WORK ORDER: The word "Create": in how many lines of the records does it appear? Reply with the number alone.

DATA EXTRACTS:
• • • • • • •

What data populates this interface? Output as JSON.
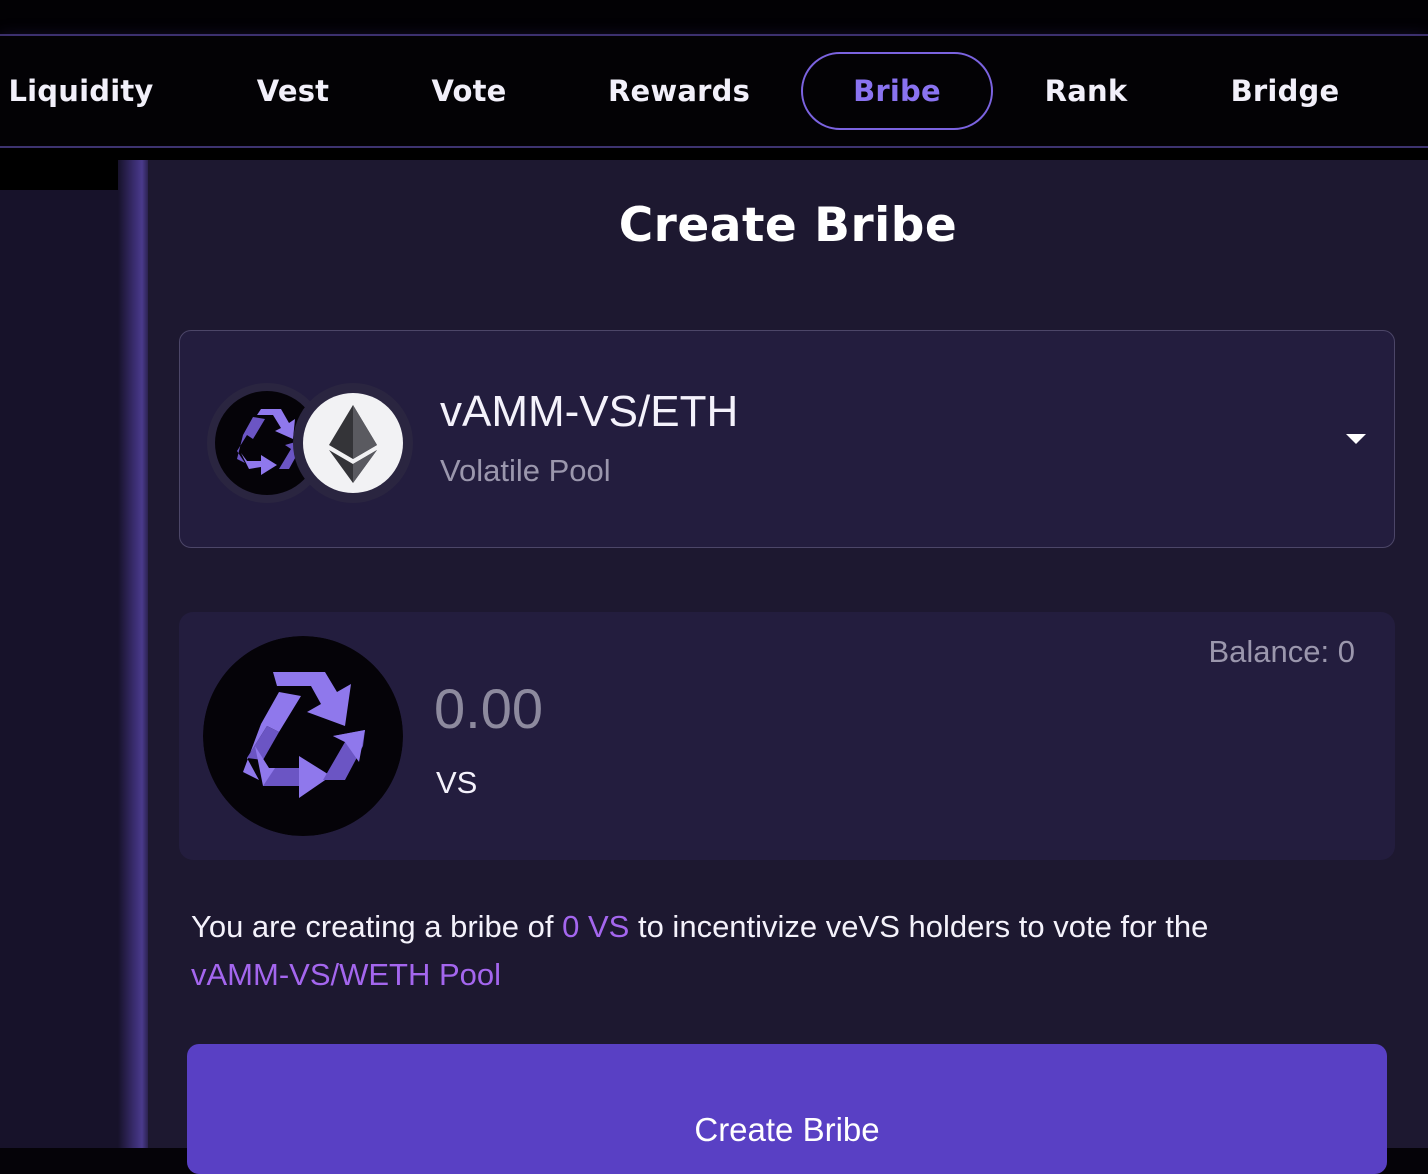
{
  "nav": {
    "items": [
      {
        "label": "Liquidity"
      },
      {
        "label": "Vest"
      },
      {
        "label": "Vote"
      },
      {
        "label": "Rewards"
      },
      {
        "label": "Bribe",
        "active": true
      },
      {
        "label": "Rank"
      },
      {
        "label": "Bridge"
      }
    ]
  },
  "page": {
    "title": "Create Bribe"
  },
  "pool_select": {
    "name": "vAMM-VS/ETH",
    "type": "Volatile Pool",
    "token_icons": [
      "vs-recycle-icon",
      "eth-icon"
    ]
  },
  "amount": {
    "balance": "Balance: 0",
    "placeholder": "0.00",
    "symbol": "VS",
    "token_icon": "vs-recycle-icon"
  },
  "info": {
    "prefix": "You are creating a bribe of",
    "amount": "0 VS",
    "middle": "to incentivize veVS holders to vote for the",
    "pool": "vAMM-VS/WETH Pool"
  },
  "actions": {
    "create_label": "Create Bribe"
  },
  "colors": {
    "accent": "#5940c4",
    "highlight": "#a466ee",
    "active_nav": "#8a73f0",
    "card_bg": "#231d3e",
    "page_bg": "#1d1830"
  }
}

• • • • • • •

OUTPUT FOR THIS TASK: 2